◆ Task brief
The records are to be copied exactly and in full.

+ + +

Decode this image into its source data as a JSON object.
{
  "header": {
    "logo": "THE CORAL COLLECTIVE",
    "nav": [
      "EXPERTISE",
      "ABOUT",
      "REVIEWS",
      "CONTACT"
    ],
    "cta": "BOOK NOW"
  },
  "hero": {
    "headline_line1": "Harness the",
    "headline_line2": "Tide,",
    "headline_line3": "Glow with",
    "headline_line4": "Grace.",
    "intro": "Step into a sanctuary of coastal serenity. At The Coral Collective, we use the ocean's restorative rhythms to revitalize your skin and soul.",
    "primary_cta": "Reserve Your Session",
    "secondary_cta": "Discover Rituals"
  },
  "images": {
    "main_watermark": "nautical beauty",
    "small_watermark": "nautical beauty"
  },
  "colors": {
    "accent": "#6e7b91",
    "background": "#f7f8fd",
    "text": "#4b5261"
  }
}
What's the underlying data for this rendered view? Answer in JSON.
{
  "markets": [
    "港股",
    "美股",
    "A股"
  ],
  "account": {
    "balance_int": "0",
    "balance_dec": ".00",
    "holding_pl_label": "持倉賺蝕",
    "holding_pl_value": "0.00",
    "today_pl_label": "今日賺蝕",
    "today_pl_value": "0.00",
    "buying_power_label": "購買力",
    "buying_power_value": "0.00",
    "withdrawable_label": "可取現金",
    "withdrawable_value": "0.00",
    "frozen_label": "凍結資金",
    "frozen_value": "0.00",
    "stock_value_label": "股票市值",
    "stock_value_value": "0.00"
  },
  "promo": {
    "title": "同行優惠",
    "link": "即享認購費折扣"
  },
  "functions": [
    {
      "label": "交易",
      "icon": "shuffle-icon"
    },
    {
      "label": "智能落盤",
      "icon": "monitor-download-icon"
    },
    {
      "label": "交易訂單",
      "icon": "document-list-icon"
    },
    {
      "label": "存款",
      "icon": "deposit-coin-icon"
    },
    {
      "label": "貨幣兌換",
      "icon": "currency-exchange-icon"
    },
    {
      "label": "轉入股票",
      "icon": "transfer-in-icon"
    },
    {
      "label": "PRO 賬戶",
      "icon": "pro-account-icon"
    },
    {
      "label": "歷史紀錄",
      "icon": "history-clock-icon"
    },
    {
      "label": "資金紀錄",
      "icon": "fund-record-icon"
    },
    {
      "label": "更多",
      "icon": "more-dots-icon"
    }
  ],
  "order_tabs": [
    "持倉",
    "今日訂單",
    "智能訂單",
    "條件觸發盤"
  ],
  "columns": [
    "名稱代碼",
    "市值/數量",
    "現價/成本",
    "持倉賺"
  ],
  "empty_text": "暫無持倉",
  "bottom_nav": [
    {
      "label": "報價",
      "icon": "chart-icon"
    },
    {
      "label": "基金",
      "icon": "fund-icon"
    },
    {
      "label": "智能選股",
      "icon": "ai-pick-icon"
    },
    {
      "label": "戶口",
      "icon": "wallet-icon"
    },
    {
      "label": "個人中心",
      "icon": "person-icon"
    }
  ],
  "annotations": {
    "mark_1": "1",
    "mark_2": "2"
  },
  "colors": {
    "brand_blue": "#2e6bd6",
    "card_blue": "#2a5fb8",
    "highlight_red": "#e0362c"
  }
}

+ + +

◆ Exercise answer
Decode this image into its source data as a JSON object.
{
  "header": {
    "logo": "THE CORAL COLLECTIVE",
    "nav": [
      "EXPERTISE",
      "ABOUT",
      "REVIEWS",
      "CONTACT"
    ],
    "cta": "BOOK NOW"
  },
  "hero": {
    "headline_line1": "Harness the",
    "headline_line2": "Tide,",
    "headline_line3": "Glow with",
    "headline_line4": "Grace.",
    "intro": "Step into a sanctuary of coastal serenity. At The Coral Collective, we use the ocean's restorative rhythms to revitalize your skin and soul.",
    "primary_cta": "Reserve Your Session",
    "secondary_cta": "Discover Rituals"
  },
  "images": {
    "main_watermark": "nautical beauty",
    "small_watermark": "nautical beauty"
  },
  "colors": {
    "accent": "#6e7b91",
    "background": "#f7f8fd",
    "text": "#4b5261"
  }
}
What's the underlying data for this rendered view? Answer in JSON.
{
  "markets": [
    "港股",
    "美股",
    "A股"
  ],
  "account": {
    "balance_int": "0",
    "balance_dec": ".00",
    "holding_pl_label": "持倉賺蝕",
    "holding_pl_value": "0.00",
    "today_pl_label": "今日賺蝕",
    "today_pl_value": "0.00",
    "buying_power_label": "購買力",
    "buying_power_value": "0.00",
    "withdrawable_label": "可取現金",
    "withdrawable_value": "0.00",
    "frozen_label": "凍結資金",
    "frozen_value": "0.00",
    "stock_value_label": "股票市值",
    "stock_value_value": "0.00"
  },
  "promo": {
    "title": "同行優惠",
    "link": "即享認購費折扣"
  },
  "functions": [
    {
      "label": "交易",
      "icon": "shuffle-icon"
    },
    {
      "label": "智能落盤",
      "icon": "monitor-download-icon"
    },
    {
      "label": "交易訂單",
      "icon": "document-list-icon"
    },
    {
      "label": "存款",
      "icon": "deposit-coin-icon"
    },
    {
      "label": "貨幣兌換",
      "icon": "currency-exchange-icon"
    },
    {
      "label": "轉入股票",
      "icon": "transfer-in-icon"
    },
    {
      "label": "PRO 賬戶",
      "icon": "pro-account-icon"
    },
    {
      "label": "歷史紀錄",
      "icon": "history-clock-icon"
    },
    {
      "label": "資金紀錄",
      "icon": "fund-record-icon"
    },
    {
      "label": "更多",
      "icon": "more-dots-icon"
    }
  ],
  "order_tabs": [
    "持倉",
    "今日訂單",
    "智能訂單",
    "條件觸發盤"
  ],
  "columns": [
    "名稱代碼",
    "市值/數量",
    "現價/成本",
    "持倉賺"
  ],
  "empty_text": "暫無持倉",
  "bottom_nav": [
    {
      "label": "報價",
      "icon": "chart-icon"
    },
    {
      "label": "基金",
      "icon": "fund-icon"
    },
    {
      "label": "智能選股",
      "icon": "ai-pick-icon"
    },
    {
      "label": "戶口",
      "icon": "wallet-icon"
    },
    {
      "label": "個人中心",
      "icon": "person-icon"
    }
  ],
  "annotations": {
    "mark_1": "1",
    "mark_2": "2"
  },
  "colors": {
    "brand_blue": "#2e6bd6",
    "card_blue": "#2a5fb8",
    "highlight_red": "#e0362c"
  }
}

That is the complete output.